In recognising the role adults play in teaching children how to deal with overwhelming feelings or managing difficulties, Surya and Clews realised that too few adults are themselves healthy or well adjusted.

When they first visited schools, Clews and Surya noticed the aggressive way in which children were communicating and a high incidence of bullying. They also witnessed the high levels of stress among educators — who also struggle with many daily problems — which in some cases leads them to lash out at children.

This is counterproductive to the positive and important learning work that needs to be taking place in a classroom. Research shows that children who are stressed can’t learn well. The classroom needs to be a safe space for children, especially for those who don’t feel safe at home.

The Wise programme has been developed to aid teachers and care­givers to deal with their stress first so that they are better able to help children to cope with their problems, learn how to manage their feelings and realise their own potential.

“Having experienced how hard it is for adults to make significant and sustainable changes in their own lives, I was careful in designing the Wise personal wellbeing programme to support the caregivers through a powerful process of personal change,” says Surya.

The response to the pilot study has been overwhelmingly positive. Delegates completed both the staff personal wellbeing programme, which includes in-depth experiential training, homework and follow-up over eight weeks, as well as the children’s wellbeing programme, to learn about practical tools to use with children, such as the InnerMagic self-esteem board game and the Magic Mat book.

These educators reported significant reductions in their own stress levels, alongside noticing a positive difference in children’s behaviour. They reported decreased absenteeism of both children and teachers, reduced high-risk behaviour by children and fewer incidents of aggression in the classroom.

With such positive results, and once parents are also included in the Wise programme, decreases in domestic violence and even child abuse rates are likely.

Expressive, confident children believe in themselves and speak out about their feelings, making them far less likely to fall victim to abuse.

“The Wise programme has influenced my understanding of children, helping me to help them deal with issues they can’t deal with. I have empathy and understanding toward them,” said one of the participants.

The Wise training programme has been implemented with educators from a few previously disadvantaged schools along the Garden Route and in the Cape Flats, and nongovernmental organisations such as Knysna Families South Africa, Knysna Drug and Alcohol Centre, the department of health and Sinemethemba Child and Youth Centre.

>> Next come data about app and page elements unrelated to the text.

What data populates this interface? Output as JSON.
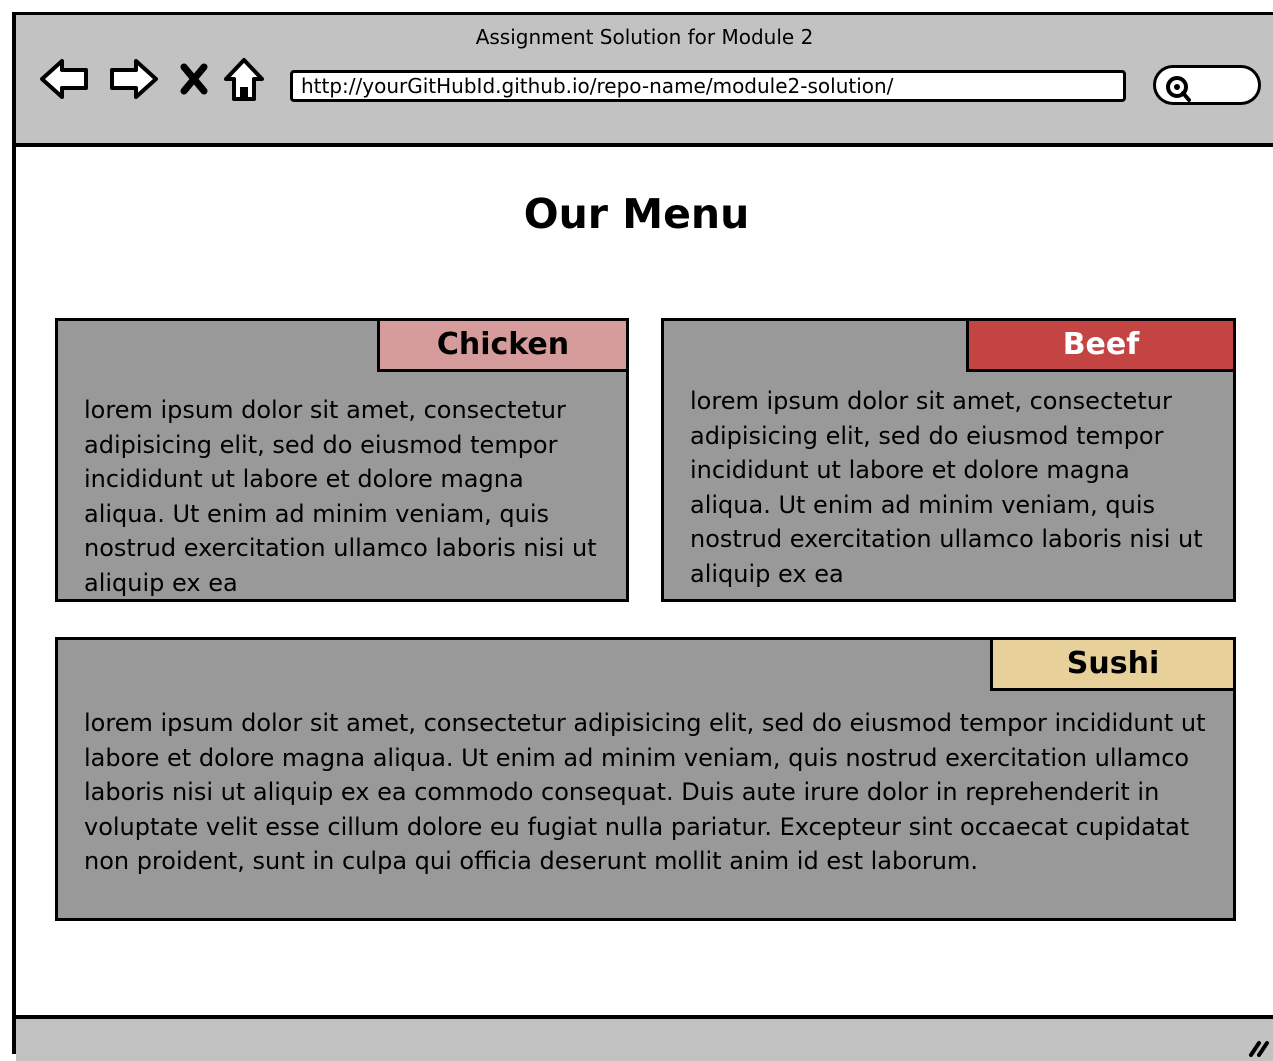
{
  "window": {
    "title": "Assignment Solution for Module 2",
    "url": "http://yourGitHubId.github.io/repo-name/module2-solution/"
  },
  "icons": [
    "back-arrow-icon",
    "forward-arrow-icon",
    "close-x-icon",
    "home-icon",
    "search-icon",
    "resize-grip-icon"
  ],
  "page": {
    "title": "Our Menu"
  },
  "cards": [
    {
      "label": "Chicken",
      "label_color": "#d69b9b",
      "label_text_color": "#000000",
      "text": "lorem ipsum dolor sit amet, consectetur adipisicing elit, sed do eiusmod tempor incididunt ut labore et dolore magna aliqua. Ut enim ad minim veniam, quis nostrud exercitation ullamco laboris nisi ut aliquip ex ea"
    },
    {
      "label": "Beef",
      "label_color": "#c44444",
      "label_text_color": "#ffffff",
      "text": "lorem ipsum dolor sit amet, consectetur adipisicing elit, sed do eiusmod tempor incididunt ut labore et dolore magna aliqua. Ut enim ad minim veniam, quis nostrud exercitation ullamco laboris nisi ut aliquip ex ea"
    },
    {
      "label": "Sushi",
      "label_color": "#e8d09a",
      "label_text_color": "#000000",
      "text": "lorem ipsum dolor sit amet, consectetur adipisicing elit, sed do eiusmod tempor incididunt ut labore et dolore magna aliqua. Ut enim ad minim veniam, quis nostrud exercitation ullamco laboris nisi ut aliquip ex ea commodo consequat. Duis aute irure dolor in reprehenderit in voluptate velit esse cillum dolore eu fugiat nulla pariatur. Excepteur sint occaecat cupidatat non proident, sunt in culpa qui officia deserunt mollit anim id est laborum."
    }
  ],
  "colors": {
    "chrome": "#c2c2c2",
    "card_body": "#999999"
  }
}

Depending on the funds raised, Clews and Surya aim to roll out the programme nationally.

Candice Burgess wrote this article on behalf of Wise